American Record Guide
, December 2006
Here's a delightful assortment of early vocal music by Witold Lutoslawski, mostly written before Poland's postwar communist regime imposed its restrictive cultural policies. The composer assembled his 20 Polish Christmas Carols in 1946, drawing his raw material from 19th Century collections encompassing both traditional domestic material and a few familiar pan-European carols. They were originally written for solo voice and piano, but Lutoslawski returned to them nearly 40 years later, re-scoring them for soprano, female choir, and orchestra. Most of them were first heard in London.
The music is comfortably melodic and replete with all the requisite moods and sentiments of the season, from quiet mystery to jolly jubilation. Imaginative orchestrations sup pan the rather simple solo and choral parts. The choir sings in unison, delivering melodies as often as the soloist. Most of the carols are unfamiliar, though I caught three or four items that I know-mostly from the French tradition. Soloist Olga Pasichnyk offers charming and sensitive work, along with the sweet-sounding ladies of the Polish Radio Choir.
The filler pieces have nothing to do with Christmas. Lacrimosa- for soprano, mixed choir, and orchestra-is one of Lutoslawski's very first works, part of a Requiem sequence that he wrote in 1937. Full of hallmark Polish dolefulness, it's a very attractive work that hints of things to come from him. The Five Songs for female voice and 30 solo instruments are more like the Lutoslawski we know. Setting children's verses, they are strikingly modern. yet instantly accessible. Alto Jadwiga Rappe, whom I've praised before in these pages sounds wonderful. Here and elsewhere, Antoni Wit draws sparkling and committed playing from his orchestra.

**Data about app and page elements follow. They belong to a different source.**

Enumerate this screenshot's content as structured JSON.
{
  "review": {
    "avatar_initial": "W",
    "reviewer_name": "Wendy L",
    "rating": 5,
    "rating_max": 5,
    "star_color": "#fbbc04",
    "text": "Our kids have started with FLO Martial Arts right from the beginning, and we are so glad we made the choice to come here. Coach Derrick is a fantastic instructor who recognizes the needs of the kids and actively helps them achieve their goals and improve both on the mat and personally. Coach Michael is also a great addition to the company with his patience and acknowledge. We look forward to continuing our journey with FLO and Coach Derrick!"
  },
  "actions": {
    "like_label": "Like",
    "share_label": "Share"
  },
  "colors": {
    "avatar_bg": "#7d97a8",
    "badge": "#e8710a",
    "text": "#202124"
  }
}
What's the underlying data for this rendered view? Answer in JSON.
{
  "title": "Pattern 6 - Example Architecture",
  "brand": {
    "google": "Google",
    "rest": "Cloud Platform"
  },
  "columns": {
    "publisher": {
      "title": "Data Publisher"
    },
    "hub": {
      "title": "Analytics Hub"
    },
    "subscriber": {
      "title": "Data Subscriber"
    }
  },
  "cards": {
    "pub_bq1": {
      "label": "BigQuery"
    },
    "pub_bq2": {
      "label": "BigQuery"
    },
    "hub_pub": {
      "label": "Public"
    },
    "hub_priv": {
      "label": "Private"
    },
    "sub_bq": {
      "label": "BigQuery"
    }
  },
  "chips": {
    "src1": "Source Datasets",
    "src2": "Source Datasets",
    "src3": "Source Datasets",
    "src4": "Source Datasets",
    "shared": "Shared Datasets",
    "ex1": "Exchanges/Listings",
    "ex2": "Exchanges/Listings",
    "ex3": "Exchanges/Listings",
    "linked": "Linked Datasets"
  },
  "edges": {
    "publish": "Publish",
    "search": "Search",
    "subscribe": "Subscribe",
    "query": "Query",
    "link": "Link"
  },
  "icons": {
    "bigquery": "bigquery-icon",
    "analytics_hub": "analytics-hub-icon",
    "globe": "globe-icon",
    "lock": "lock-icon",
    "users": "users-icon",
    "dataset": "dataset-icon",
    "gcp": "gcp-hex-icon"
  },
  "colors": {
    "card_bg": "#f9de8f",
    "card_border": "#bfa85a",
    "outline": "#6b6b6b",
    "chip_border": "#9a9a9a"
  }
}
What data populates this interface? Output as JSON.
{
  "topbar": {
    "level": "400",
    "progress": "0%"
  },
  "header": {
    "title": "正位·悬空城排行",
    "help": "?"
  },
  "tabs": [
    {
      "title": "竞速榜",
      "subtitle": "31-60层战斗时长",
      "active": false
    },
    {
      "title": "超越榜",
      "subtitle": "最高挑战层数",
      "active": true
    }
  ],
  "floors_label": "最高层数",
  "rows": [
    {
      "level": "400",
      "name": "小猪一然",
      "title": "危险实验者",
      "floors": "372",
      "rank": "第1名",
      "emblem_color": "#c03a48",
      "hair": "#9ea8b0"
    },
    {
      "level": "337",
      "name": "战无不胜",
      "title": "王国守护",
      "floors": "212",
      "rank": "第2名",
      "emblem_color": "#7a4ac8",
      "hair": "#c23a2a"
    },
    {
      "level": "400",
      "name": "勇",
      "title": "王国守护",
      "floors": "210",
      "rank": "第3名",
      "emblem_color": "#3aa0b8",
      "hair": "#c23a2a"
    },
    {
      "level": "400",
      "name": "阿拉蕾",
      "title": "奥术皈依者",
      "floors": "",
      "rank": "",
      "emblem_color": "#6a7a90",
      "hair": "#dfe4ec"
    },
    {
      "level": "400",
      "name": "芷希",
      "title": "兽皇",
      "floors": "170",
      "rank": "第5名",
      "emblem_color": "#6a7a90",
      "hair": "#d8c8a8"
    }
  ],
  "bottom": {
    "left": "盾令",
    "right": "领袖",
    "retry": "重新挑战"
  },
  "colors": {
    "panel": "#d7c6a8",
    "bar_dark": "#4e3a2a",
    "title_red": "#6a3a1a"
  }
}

Naxos offers its customary excellent sound-but, as they've done quite often lately, you've got to go on-line to find texts and translations. Still, this is a most enjoyable survey that suits the season and will reveal aspects of Lutoslawski's music that most of you haven't heard.